Croat spies," and by calling the Yugoslav president "an honest and good
man and a jurist."
"I believe that all of us were deeply concerned last night over what
course events in Yugoslavia will take. I felt particularly bad because
it affected my sincere friend... I have cooperated with Milosevic for 10
years and I know that he is not guilty of a single crime listed in these
false accusations," Bulatovic said. He did not comment on the cries of
the crowd -- "Slobo!," "Slobo the Serb!," "Treason, treason!," and
"Let's go to Belgrade!" -- nor on the claims by Novo Vujosevic that "the
People's Socialist Party, together with the patriotic part of
Montenegro, will spare no political effort to fight those who extradite
defenders of the homeland to The Hague."
The People's Socialist Party accused the incumbent Yugoslav prime
minister, Zoran Zizic, of precisely such intention. The Socialist
People's Party, of which Zizic is a vice president, however, said it had
nothing to do with Milosevic's arrest. Neither did the federal
government. "The criminal charges for abuse of power and some other
criminal activities is in the jurisdiction of the Serbian judiciary,"
said the party's media representative, Dragan Koprivica. The prime
minister and other members of the federal cabinet made no public
statements, trying as best as they could to play down the negative
consequences of the arrest in the eyes of their backers.
Neither they nor their former leader, Momir Bulatovic, mentioned the
possibility that Bulatovic himself could be placed behind bars in
connection with the crimes that Milosevic was jailed for, and that a
similar fate was in store for Zivadin Jovanovic, former Yugoslav foreign
minister in the Bulatovic cabinet.
It is obvious that the Milosevic arrest will negatively affect the
election campaign of the Socialist People's Party, whose supporters have
on many occasions displayed their elation with Slobodan Milosevic. For
the People's Socialist Party, however, the arrest is a true gift -- they
can hope to win over many of the former's backers.

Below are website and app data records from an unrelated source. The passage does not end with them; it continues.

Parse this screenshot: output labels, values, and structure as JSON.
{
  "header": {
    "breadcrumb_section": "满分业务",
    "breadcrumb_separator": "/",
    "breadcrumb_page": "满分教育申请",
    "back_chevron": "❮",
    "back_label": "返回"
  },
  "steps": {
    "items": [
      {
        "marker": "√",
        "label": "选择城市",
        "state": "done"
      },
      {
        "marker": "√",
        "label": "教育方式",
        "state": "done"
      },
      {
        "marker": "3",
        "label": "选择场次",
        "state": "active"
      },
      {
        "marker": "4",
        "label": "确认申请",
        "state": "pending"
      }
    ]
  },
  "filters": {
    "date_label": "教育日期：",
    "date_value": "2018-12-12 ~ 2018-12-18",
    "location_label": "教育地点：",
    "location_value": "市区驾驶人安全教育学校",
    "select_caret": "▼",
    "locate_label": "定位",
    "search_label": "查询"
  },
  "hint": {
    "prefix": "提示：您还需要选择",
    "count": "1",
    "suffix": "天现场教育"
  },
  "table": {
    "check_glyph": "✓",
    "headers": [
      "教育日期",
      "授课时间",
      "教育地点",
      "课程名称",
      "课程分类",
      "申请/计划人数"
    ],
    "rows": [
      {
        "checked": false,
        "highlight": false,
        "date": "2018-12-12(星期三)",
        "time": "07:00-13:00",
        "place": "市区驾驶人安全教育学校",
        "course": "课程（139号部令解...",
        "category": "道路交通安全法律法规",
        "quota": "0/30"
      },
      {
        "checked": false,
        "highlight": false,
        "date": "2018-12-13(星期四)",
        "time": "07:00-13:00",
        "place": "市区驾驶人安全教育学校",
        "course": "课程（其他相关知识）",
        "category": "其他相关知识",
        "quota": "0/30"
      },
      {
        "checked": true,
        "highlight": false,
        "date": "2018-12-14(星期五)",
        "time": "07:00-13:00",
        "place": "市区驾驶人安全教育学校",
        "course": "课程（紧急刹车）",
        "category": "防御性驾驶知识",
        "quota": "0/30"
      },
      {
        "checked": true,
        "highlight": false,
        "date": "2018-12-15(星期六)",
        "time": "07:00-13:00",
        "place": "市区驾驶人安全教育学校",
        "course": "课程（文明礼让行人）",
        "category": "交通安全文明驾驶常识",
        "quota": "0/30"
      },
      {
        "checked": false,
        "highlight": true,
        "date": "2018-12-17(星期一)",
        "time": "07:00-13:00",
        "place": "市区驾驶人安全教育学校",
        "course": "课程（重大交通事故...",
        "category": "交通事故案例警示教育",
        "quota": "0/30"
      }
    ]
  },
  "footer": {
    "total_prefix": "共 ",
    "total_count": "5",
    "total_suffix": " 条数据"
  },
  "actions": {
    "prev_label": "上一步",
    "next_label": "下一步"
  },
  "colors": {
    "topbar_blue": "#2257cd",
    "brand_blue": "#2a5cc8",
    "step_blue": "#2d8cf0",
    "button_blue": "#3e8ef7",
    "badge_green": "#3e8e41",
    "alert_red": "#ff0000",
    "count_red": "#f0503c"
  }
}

Those most rigid, who
believe that invoking nationalism and chauvinism and organizing rallies
are still indispensable factors in the political struggle, have already
sided with Momir Bulatovic, and those who are still undecided between
moderate nationalist Kostunica and their dearest Slobo, are in the
process of making up their minds.
The other, democratic Montenegro, did not have to make any calculations.
Montenegrin President Milo Djukanovic replaced his definition of
Milosevic as the "dictator from Dedinje" by calling him a "definite
"Milosevic is a definite political loser who faces the moral and human
fall that he deserved," said Djukanovic, claiming that over the past 10
years Milosevic led his people and his country through a horrible plight
for selfish reasons -- only to secure power and privileges for himself
and his family.
The speaker of the Montenegrin Legislature, Svetozar Marovic, also
reacted to the events in Belgrade by saying that they "marked the
sorrowful end of one dictatorship." This time around the Democratic
Party of Socialists did not wait several days for passions to calm down
as it regularly does. Maybe this was due to the fact that several years
ago its representatives in the federal Parliament voted for Milosevic to
become Yugoslav president. Miodrag Vukovic, senior official of
Djukanovic's party, explained that on several occasions with their
conviction that Milosevic would respect the Constitution. Although they
certainly knew who he was because they had been Milosevic's coalition
partners since the beginning of the 1990s. Djukanovic, Marovic, Vukovic,
et al. only later learned that Milosevic has no respect for things he
Despite a multitude of conflicting statements and comments,
dissatisfaction with the explanations officially given as the reasons
for Milosevic's arrest was quite conspicuous. This was well-illustrated
by a question addressed by an official of the Social Democratic Party,
Miodrag Ilickovic, to Belgrade: "Will Gen. Mladic and Radovan Karadzic
be prosecuted for illegally moving into apartments in Belgrade, or for
disturbing Sarajevo's zoning plans?"
It is clear that in the campaign that is gaining momentum there will be
a lot talk about Milosevic and his allies in Montenegro as well.